> _The data_:
◆ ◆ ◆ ◆ ◆ ◆ ◆

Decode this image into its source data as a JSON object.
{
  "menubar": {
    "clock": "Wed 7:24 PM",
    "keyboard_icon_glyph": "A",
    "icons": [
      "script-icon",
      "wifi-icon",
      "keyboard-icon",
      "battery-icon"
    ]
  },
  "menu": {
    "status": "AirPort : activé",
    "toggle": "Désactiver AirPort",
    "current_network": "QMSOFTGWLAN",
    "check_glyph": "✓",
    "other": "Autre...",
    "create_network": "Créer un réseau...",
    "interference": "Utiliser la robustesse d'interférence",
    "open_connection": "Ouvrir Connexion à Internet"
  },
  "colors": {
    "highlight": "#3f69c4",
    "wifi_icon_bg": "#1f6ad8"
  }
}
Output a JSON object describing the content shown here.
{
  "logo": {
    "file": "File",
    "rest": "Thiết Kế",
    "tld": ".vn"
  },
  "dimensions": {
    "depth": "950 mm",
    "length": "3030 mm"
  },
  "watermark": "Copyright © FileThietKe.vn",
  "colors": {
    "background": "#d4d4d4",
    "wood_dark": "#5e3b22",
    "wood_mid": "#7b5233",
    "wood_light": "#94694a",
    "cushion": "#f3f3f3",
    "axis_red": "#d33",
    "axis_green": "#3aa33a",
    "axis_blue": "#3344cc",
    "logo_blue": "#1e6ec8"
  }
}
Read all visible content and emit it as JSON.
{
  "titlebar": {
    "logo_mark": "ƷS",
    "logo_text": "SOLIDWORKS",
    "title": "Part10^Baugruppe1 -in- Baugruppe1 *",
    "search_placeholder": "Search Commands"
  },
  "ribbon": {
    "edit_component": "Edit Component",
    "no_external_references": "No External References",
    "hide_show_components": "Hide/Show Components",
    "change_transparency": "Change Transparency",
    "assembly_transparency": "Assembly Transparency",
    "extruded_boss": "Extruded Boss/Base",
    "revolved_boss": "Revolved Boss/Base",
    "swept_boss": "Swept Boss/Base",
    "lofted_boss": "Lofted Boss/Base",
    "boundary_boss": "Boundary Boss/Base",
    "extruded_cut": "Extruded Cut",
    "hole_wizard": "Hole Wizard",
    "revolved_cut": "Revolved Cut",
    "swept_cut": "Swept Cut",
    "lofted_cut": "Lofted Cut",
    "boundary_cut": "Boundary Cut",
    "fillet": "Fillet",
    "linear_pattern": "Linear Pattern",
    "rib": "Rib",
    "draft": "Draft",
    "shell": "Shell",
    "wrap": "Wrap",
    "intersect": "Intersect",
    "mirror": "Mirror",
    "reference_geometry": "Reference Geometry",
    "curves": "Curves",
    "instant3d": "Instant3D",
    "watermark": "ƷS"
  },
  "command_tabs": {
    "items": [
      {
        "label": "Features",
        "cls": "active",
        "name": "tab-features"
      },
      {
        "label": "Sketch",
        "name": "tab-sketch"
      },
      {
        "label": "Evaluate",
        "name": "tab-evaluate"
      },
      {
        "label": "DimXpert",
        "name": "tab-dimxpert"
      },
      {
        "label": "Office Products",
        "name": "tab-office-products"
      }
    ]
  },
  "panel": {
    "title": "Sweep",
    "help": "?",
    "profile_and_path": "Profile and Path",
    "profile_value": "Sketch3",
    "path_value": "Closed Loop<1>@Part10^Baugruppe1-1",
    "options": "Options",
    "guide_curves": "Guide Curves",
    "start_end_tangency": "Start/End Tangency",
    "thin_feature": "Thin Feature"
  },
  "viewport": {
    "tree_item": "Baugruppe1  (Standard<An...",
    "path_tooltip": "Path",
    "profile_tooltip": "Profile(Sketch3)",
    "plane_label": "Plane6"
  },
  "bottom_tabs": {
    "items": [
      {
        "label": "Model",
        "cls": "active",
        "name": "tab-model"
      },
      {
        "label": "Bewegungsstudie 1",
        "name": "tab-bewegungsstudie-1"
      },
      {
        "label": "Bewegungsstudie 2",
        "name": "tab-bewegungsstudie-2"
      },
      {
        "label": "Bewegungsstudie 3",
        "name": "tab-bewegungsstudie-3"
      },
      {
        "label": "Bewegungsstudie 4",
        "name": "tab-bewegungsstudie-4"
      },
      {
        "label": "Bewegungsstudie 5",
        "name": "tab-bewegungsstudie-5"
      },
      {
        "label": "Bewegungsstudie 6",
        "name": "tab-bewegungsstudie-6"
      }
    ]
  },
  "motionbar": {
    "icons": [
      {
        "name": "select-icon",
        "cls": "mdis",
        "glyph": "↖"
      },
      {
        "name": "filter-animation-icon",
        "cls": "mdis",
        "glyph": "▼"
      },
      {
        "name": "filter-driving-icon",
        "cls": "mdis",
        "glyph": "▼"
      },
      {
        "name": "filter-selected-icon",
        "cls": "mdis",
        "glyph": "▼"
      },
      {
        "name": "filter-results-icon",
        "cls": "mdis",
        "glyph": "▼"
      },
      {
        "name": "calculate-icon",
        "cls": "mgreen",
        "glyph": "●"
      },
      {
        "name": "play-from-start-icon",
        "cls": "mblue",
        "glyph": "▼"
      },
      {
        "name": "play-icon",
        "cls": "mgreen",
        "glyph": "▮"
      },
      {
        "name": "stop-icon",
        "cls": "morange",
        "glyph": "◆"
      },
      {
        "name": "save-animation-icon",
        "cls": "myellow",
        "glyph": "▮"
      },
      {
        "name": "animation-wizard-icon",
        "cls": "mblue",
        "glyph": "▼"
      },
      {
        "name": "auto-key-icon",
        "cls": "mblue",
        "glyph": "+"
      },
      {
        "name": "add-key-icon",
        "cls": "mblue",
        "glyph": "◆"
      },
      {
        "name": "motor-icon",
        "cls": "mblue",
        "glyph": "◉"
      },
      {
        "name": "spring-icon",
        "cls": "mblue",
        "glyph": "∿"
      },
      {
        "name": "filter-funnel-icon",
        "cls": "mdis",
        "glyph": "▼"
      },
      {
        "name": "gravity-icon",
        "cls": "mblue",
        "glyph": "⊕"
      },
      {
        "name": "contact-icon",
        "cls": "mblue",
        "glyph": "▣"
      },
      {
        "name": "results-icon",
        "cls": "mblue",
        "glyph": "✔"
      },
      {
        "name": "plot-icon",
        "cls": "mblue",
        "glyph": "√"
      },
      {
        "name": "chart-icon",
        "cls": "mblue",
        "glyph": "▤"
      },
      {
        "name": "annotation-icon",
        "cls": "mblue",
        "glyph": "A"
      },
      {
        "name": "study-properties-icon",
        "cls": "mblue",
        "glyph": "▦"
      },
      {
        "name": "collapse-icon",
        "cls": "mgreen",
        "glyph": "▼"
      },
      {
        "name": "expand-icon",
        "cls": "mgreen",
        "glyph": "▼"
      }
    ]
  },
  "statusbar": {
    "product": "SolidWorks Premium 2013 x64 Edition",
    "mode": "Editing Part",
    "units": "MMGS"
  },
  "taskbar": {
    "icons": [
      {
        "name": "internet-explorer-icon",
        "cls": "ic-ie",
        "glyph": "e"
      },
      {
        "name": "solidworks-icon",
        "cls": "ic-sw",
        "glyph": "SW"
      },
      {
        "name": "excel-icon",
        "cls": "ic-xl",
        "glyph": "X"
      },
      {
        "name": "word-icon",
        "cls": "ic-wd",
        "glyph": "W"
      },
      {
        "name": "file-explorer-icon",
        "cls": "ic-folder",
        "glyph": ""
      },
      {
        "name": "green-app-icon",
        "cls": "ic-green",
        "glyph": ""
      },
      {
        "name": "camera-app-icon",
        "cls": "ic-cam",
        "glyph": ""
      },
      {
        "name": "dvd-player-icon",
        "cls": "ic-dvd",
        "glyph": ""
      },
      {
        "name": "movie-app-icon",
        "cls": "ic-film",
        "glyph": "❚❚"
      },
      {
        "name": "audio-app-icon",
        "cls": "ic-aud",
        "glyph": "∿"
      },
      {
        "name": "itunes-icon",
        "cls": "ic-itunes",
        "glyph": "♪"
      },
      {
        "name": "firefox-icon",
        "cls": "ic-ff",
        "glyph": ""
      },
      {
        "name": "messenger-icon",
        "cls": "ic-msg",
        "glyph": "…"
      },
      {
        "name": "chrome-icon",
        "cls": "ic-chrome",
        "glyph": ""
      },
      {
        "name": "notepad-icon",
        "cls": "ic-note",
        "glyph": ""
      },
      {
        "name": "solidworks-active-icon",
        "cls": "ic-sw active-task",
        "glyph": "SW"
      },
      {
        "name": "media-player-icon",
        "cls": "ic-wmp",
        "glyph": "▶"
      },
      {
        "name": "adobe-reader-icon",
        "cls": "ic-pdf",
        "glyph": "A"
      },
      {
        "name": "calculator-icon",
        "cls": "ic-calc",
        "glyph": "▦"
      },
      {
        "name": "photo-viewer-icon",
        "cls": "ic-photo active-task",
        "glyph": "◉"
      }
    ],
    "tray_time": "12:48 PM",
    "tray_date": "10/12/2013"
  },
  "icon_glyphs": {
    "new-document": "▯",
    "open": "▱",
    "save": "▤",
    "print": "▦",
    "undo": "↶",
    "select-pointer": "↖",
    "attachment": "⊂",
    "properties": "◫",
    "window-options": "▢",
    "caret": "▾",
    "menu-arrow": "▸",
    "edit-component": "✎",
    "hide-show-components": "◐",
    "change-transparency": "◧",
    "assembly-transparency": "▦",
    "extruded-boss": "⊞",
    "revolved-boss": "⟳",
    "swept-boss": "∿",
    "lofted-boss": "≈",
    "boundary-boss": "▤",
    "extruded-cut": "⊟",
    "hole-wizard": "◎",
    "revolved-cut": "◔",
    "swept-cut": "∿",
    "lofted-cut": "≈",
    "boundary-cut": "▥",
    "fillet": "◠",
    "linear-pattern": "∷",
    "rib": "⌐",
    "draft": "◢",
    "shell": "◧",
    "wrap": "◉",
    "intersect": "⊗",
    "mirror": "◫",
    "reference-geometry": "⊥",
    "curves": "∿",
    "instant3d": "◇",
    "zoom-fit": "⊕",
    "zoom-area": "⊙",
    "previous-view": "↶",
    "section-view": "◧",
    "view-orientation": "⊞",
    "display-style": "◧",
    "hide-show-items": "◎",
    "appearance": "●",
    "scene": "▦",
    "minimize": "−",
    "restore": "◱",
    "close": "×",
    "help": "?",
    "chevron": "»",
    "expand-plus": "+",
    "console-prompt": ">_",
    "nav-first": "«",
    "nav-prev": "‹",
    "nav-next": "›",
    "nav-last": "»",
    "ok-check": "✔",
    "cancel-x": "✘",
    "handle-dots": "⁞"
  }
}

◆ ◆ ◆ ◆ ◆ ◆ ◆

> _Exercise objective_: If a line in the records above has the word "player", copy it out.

> _Result of this exercise_:
        "name": "dvd-player-icon",
        "name": "media-player-icon",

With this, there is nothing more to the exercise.